Requirement: Would you please set down the data again exactly as given, excluding the pictures?

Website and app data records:
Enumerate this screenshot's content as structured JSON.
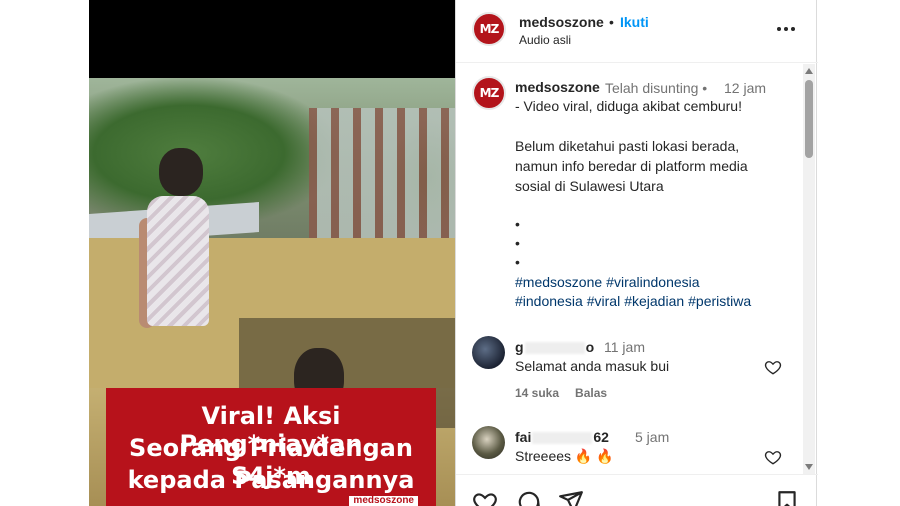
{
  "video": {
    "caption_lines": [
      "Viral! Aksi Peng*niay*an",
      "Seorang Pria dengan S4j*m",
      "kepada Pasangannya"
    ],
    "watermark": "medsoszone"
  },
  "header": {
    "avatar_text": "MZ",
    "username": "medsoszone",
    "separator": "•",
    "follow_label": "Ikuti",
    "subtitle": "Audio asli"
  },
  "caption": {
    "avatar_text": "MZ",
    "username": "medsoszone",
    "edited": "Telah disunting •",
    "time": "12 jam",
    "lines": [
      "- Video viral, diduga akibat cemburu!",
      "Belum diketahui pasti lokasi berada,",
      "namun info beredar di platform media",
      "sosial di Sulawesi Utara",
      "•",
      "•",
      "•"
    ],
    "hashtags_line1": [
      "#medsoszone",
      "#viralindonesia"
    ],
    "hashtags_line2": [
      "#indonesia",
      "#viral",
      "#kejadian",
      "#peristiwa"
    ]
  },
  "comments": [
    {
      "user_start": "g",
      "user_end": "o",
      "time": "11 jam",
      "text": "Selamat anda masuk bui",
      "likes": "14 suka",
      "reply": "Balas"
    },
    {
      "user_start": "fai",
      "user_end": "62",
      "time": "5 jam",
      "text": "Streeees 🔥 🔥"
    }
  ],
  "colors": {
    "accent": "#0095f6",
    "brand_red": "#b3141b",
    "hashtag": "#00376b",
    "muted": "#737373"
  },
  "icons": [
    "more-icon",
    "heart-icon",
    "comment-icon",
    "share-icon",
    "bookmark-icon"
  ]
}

Problem solution:
Enumerate this screenshot's content as structured JSON.
{
  "video": {
    "caption_lines": [
      "Viral! Aksi Peng*niay*an",
      "Seorang Pria dengan S4j*m",
      "kepada Pasangannya"
    ],
    "watermark": "medsoszone"
  },
  "header": {
    "avatar_text": "MZ",
    "username": "medsoszone",
    "separator": "•",
    "follow_label": "Ikuti",
    "subtitle": "Audio asli"
  },
  "caption": {
    "avatar_text": "MZ",
    "username": "medsoszone",
    "edited": "Telah disunting •",
    "time": "12 jam",
    "lines": [
      "- Video viral, diduga akibat cemburu!",
      "Belum diketahui pasti lokasi berada,",
      "namun info beredar di platform media",
      "sosial di Sulawesi Utara",
      "•",
      "•",
      "•"
    ],
    "hashtags_line1": [
      "#medsoszone",
      "#viralindonesia"
    ],
    "hashtags_line2": [
      "#indonesia",
      "#viral",
      "#kejadian",
      "#peristiwa"
    ]
  },
  "comments": [
    {
      "user_start": "g",
      "user_end": "o",
      "time": "11 jam",
      "text": "Selamat anda masuk bui",
      "likes": "14 suka",
      "reply": "Balas"
    },
    {
      "user_start": "fai",
      "user_end": "62",
      "time": "5 jam",
      "text": "Streeees 🔥 🔥"
    }
  ],
  "colors": {
    "accent": "#0095f6",
    "brand_red": "#b3141b",
    "hashtag": "#00376b",
    "muted": "#737373"
  },
  "icons": [
    "more-icon",
    "heart-icon",
    "comment-icon",
    "share-icon",
    "bookmark-icon"
  ]
}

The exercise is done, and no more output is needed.